Marc Geiger wants to save live music in America.
The veteran ex-WME agent told the New York Times a couple of weeks ago that he’s raised a $75 million “war chest” to offer a “bailout solution” for US music venues struggling due to the pandemic.
That “bailout solution” comes with a catch, according to the report: it would see Geiger acquire at least 51% of his venue partners’ businesses.
With no end date in sight for live’s shutdown, news of Geiger’s so-called “SaveLive” scheme comes as independent music venues across the country grow increasingly desperate for cash to survive.
The National Independent Venue Association (NIVA), which formed at the start of the pandemic, claims that 90% of its 2,900 members face permanent closure without government help.
Amongst NIVA’s suggested solutions are the passage of US legislation including the RESTART Act (S. 3814), and the Save Our Stages Act (S. 4258), which if approved, would provide assistance for venues in the form of flexible loans and grants, respectively.
In the meantime, NIVA has launched its own Emergency Relief Fund to raise money for the most cash-strapped of live music clubs, while another new organization, the Live Music Society, has committed $2m worth of grants for venues over the next two years.
Over in the UK, an alternate narrative is playing out.
The British government has just announced the latest round of its £1.57 billion ($2bn) Culture Recovery Fund, with this new tranche of aid totalling £18 million ($23.8m) to be shared by eight arts and cultural organizations around the country.

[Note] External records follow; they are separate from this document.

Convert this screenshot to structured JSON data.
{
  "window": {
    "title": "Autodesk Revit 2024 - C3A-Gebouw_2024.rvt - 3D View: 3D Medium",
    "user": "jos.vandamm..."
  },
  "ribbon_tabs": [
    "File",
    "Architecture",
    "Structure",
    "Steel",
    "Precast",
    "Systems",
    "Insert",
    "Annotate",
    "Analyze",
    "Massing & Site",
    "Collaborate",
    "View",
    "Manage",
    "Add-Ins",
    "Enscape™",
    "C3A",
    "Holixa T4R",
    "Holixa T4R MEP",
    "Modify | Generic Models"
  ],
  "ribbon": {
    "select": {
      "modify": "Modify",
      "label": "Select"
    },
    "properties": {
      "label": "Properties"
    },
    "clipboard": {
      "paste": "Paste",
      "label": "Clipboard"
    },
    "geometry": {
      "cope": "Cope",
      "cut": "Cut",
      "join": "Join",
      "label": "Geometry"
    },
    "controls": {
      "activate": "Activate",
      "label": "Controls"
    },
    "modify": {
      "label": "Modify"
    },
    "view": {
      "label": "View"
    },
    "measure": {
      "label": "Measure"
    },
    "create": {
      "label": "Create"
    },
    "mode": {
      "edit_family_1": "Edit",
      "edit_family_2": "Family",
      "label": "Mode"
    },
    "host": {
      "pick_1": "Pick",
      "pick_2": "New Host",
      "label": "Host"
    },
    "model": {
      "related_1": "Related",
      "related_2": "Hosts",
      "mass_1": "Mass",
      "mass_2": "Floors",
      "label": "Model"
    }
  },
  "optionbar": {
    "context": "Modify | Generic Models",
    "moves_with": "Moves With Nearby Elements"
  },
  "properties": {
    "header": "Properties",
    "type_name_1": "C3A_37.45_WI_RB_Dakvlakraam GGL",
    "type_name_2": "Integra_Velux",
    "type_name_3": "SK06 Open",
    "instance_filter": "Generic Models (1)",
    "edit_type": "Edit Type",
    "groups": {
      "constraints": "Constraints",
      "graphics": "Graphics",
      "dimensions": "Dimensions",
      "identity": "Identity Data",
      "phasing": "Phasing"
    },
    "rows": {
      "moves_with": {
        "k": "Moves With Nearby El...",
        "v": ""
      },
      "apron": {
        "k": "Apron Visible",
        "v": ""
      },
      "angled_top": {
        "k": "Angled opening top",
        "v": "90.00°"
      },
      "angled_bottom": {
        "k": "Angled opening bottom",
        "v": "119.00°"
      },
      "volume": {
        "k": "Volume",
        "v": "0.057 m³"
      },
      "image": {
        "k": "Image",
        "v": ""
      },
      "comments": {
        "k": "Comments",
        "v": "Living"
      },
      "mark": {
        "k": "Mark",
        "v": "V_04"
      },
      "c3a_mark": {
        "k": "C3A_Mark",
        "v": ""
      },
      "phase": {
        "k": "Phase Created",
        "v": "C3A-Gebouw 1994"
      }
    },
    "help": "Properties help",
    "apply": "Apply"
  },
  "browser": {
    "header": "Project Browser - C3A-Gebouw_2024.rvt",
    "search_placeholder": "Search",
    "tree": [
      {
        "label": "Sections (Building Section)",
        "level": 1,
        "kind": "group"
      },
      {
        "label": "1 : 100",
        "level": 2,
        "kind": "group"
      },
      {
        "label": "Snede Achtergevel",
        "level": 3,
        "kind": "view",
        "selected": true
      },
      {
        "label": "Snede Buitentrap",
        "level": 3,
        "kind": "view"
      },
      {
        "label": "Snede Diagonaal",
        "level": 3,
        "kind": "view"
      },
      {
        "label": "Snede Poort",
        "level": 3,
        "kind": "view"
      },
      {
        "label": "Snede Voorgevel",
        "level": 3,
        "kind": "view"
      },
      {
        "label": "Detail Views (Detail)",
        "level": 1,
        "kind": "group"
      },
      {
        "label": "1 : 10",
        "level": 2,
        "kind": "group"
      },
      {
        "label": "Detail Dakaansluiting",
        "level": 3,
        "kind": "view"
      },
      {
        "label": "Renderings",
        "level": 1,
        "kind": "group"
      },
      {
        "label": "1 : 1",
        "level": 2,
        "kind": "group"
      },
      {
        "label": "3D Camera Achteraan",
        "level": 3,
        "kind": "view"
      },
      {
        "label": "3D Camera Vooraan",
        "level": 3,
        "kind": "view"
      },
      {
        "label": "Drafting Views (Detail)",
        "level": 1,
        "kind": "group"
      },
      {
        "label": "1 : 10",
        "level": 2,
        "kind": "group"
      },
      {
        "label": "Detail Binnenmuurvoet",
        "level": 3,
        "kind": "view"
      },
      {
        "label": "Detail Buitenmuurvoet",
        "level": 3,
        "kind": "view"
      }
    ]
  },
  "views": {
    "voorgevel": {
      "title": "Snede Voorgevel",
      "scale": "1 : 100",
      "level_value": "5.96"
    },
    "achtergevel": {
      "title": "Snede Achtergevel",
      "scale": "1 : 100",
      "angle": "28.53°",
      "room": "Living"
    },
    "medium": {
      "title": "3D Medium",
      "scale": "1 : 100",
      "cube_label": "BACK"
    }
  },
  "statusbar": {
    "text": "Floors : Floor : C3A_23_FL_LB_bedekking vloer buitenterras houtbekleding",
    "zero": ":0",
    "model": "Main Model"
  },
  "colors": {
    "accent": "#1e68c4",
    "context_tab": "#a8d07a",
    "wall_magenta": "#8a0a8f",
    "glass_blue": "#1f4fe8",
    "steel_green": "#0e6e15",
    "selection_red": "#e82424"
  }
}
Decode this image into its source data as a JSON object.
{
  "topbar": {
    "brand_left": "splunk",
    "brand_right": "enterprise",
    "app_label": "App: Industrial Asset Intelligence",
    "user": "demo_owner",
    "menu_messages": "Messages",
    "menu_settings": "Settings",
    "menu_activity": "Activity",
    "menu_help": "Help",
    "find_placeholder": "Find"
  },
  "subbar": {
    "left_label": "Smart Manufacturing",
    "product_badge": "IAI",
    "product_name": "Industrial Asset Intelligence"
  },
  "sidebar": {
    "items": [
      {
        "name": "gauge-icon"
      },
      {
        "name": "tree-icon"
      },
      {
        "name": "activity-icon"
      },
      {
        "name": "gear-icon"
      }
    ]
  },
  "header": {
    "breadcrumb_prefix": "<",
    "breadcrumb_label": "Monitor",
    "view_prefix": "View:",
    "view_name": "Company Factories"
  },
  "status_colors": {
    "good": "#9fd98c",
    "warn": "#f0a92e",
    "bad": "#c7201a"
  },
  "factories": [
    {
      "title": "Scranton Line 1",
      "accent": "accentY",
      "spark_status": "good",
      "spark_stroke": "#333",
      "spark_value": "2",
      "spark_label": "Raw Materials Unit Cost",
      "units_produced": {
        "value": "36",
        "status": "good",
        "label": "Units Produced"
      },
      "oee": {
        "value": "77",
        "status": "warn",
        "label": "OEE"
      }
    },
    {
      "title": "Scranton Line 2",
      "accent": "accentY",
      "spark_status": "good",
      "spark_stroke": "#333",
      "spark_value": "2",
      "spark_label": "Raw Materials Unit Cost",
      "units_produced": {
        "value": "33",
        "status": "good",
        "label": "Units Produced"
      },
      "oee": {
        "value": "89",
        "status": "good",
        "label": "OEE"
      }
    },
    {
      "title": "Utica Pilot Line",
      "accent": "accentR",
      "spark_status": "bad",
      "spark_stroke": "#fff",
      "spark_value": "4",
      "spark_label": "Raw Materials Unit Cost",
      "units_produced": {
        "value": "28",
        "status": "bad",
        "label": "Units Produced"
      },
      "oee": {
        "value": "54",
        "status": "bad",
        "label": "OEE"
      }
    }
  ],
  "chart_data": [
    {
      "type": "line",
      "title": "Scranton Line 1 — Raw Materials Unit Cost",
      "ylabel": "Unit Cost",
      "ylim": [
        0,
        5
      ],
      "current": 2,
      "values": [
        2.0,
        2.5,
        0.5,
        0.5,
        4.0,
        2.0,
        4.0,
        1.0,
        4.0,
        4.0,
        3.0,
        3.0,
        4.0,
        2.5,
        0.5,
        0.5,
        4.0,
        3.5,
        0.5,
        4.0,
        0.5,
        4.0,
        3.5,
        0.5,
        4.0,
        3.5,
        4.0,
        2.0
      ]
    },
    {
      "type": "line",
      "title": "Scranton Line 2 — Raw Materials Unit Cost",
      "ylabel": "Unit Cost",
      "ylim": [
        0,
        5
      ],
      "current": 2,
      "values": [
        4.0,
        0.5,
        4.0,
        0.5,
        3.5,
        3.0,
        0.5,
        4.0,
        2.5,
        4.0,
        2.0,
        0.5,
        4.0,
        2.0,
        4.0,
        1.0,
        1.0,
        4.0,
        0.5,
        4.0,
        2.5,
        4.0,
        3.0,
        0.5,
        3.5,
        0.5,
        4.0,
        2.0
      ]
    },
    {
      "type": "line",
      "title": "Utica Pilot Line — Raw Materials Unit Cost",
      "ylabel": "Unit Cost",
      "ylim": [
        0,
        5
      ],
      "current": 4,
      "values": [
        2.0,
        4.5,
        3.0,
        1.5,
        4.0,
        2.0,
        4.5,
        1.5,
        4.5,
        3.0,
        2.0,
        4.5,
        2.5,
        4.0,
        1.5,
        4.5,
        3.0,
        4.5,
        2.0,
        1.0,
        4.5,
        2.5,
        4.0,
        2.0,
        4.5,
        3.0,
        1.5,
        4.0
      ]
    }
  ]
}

Amongst the new recipients are legendary venue Ronnie Scott’s Jazz Club in London, which is getting £1.27m ($1.7m), and the London Venue Group, which will receive £2.35m ($3.1m) to maintain its venues, including Omeara, The Social and Lafayette, during closure.
The Academy Music Group, meanwhile, will get £2.98m ($3.9m) to help meet the core operating costs of its 20 live music venues across the country, including O2 Academy venues in London, Leeds and Liverpool.
Previous rounds of the UK Culture Recovery Fund have seen money earmarked for Liverpool’s Cavern Club, which will receive £525,000 ($680,000) and the London Symphony Orchestra, which will receive £846,000 ($1.1m) to help “begin a phased return to full-scale performance”.
More than 2,500 cultural organizations in the UK will be receiving state funding from the $2bn commitment, following heavy government lobbying from the likes of the UK’s Music Venue Trust.
Although a lot of struggling venues’ applications for grants were unsuccessful (as highlighted by Music Venue Trust today), and questionable oddities like Paradigm Music Group, Resident Advisor or Secret Cinema have been named as multiple-figure beneficiaries, the funding will ensure that a large number of the UK’s live music venues will be able to operate post-pandemic.
The news of this funding makes interesting reading for US venues, who continue to lobby congress for federal help and who may be tempted to consider resorting to Marc Geiger’s 51%-plus equity acquisition (aka “bailout solution”).
“The hope here,” Geiger told the New York Times, “is to create a network effect. To be a long-term backer, helper, grower of these businesses, and enjoy the wins.”
The NYT’s article notes Geiger’s insistence that his deals with venues “would be partnerships”, and that he wouldn’t be looking to “flip assets” despite chasing those 51% majority stakes.
In that same article, High Road Touring’s Frank Riley stated that “Geiger’s solution on some level scares me.”
He added: “He is going to buy distressed properties for money on the dollar and end up owning 51% of their business. Is that independent? I don’t know.”
Speaking with investors on Live Nation’s Q3 earnings call (the company has been hit by $7bn in lost revenues this year due to COVID), Rapino slammed the suggestion that iconic venues would be willing to sell majority stakes at a discount.
Said Rapino: “The thesis out there with Mark Geiger and some others is that these independent venues are so distressed that they’re going to throw someone the keys at a very cheap price and you can maybe roll up some of these cheaply and have some scale.
He added: “Well, the thesis is basically broken. Any great live club is not throwing anybody in the keys cheaply. There’s a lot of capital out there. If you are the Troubadour in Los Angeles, it’s a legendary business and you’re having a tough year, you’re not selling to Mark Geiger or anyone else.
“[There are] lots of ways you can keep your business afloat, while you get through the storm.”Music Business Worldwide